(The data)

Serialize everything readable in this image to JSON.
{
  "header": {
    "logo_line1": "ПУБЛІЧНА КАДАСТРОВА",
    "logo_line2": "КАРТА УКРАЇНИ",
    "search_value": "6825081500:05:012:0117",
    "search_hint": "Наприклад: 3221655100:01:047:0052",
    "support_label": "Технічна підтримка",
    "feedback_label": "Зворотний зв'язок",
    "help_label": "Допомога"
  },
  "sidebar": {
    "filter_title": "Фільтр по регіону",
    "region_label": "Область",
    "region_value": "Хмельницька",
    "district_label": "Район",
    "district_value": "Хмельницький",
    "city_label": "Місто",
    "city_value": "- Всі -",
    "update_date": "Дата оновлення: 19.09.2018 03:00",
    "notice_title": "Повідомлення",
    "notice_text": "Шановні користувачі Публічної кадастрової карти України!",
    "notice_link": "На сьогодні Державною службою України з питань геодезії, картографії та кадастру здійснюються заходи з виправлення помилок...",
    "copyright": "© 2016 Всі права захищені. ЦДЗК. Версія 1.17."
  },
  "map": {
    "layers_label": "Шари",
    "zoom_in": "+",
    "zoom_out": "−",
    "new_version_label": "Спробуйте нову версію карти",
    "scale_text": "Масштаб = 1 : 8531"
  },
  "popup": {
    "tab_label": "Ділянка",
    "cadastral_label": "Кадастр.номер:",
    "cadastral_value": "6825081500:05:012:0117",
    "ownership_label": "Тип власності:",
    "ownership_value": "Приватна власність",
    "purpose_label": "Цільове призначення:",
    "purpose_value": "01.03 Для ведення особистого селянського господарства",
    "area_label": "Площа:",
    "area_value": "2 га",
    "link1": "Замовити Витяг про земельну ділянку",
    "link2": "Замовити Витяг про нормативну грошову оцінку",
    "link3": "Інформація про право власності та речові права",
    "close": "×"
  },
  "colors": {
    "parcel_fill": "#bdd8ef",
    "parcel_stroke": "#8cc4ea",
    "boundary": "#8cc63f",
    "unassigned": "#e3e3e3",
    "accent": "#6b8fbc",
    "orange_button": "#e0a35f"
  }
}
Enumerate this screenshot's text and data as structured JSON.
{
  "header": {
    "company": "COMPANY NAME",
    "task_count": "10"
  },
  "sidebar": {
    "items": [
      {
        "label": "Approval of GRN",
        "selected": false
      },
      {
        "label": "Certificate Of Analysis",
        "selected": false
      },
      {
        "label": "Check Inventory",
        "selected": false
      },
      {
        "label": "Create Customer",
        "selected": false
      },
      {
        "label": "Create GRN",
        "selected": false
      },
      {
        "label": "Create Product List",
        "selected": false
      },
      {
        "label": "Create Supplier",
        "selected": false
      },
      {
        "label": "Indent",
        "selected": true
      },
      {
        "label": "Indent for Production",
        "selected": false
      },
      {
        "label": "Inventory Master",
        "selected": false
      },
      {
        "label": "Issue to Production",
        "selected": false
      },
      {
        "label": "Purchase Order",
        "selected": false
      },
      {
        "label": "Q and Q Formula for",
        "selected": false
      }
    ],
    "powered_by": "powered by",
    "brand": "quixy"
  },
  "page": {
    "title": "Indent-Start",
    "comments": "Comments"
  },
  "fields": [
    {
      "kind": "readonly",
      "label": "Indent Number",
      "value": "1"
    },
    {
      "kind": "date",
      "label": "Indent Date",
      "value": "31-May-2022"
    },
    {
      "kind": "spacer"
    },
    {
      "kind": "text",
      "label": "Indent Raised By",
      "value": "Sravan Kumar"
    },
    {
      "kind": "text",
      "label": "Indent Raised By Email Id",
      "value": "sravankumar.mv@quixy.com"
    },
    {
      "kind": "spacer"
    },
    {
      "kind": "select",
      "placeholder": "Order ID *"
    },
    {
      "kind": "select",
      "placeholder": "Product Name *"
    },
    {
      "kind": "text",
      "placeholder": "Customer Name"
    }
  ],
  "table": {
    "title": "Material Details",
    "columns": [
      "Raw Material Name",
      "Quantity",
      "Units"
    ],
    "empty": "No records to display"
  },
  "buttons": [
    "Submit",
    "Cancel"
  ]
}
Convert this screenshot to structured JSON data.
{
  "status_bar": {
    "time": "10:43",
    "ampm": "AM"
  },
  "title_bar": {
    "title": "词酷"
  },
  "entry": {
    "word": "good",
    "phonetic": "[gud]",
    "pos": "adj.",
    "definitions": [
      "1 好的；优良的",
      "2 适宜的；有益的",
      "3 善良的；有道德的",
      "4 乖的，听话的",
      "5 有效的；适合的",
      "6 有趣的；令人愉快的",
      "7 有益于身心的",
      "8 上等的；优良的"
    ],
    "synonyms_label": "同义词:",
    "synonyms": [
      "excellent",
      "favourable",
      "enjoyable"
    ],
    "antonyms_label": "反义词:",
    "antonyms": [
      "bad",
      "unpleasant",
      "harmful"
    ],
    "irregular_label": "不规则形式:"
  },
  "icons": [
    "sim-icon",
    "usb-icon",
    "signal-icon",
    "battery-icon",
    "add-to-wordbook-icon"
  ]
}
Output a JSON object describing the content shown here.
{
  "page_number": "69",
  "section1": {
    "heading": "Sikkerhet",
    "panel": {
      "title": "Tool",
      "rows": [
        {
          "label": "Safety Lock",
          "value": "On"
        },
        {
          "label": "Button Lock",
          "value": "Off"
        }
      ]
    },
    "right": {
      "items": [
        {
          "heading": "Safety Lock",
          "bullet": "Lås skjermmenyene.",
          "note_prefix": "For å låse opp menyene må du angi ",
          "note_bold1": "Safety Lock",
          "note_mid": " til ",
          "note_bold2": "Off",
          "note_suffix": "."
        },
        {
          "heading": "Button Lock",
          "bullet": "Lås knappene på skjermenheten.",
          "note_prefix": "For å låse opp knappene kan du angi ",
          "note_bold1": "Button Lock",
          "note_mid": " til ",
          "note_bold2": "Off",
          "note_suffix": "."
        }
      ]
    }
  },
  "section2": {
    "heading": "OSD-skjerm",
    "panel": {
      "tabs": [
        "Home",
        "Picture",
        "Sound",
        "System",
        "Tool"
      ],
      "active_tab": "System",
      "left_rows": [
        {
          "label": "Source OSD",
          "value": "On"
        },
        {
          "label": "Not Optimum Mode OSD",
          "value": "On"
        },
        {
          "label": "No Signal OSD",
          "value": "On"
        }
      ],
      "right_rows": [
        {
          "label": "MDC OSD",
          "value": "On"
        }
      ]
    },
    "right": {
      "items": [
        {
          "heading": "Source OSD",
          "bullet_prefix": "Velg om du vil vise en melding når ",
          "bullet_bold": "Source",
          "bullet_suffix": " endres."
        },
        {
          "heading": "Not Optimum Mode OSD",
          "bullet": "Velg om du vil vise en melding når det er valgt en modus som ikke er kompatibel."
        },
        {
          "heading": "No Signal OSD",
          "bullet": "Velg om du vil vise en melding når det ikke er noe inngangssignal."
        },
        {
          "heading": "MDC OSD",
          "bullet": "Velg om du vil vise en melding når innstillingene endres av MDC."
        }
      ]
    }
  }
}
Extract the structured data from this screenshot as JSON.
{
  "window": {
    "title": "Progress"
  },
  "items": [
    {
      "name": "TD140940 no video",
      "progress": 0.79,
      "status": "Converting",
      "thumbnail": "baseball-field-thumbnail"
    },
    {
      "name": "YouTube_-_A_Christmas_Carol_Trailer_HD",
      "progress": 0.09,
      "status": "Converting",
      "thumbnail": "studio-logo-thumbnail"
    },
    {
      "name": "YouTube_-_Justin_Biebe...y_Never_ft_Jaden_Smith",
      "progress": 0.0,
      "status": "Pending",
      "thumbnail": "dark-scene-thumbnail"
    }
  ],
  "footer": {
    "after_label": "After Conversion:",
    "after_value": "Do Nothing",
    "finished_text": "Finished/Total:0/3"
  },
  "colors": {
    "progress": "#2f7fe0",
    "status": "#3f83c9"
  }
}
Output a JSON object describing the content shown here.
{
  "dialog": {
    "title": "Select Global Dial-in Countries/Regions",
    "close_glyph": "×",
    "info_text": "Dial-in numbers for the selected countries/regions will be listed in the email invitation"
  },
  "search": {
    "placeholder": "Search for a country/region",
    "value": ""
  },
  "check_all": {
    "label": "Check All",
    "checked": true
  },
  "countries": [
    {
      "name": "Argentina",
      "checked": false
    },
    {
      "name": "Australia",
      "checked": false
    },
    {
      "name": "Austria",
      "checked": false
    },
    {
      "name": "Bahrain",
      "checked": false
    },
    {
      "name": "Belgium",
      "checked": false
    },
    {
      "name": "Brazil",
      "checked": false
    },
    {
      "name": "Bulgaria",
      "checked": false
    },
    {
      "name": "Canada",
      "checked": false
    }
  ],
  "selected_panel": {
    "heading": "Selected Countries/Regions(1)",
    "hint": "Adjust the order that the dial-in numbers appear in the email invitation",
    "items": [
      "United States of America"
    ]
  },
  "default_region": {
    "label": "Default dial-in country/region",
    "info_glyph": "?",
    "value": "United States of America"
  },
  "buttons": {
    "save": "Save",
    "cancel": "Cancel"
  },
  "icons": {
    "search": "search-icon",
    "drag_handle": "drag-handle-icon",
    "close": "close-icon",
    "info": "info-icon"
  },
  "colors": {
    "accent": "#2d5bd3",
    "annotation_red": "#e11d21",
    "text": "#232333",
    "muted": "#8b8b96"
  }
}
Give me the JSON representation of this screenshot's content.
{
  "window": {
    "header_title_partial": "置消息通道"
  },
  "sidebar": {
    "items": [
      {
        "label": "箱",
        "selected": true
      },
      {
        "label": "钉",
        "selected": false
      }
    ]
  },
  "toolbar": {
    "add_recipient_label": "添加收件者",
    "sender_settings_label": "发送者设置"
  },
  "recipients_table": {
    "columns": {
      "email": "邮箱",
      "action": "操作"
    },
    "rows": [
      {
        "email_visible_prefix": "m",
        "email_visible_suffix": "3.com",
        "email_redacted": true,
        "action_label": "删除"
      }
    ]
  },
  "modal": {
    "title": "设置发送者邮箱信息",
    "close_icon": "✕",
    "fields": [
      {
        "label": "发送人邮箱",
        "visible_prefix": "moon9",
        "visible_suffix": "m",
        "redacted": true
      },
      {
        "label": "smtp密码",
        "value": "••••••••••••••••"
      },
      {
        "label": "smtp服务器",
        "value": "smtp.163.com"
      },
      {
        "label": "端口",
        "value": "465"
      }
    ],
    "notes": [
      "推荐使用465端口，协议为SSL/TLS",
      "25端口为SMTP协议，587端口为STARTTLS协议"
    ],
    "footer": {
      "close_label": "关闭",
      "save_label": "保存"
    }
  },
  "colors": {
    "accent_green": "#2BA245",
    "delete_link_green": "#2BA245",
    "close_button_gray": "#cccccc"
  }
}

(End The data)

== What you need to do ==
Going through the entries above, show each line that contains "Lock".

== Answer space ==
          "label": "Safety Lock",
          "label": "Button Lock",
          "heading": "Safety Lock",
          "note_bold1": "Safety Lock",
          "heading": "Button Lock",
          "note_bold1": "Button Lock",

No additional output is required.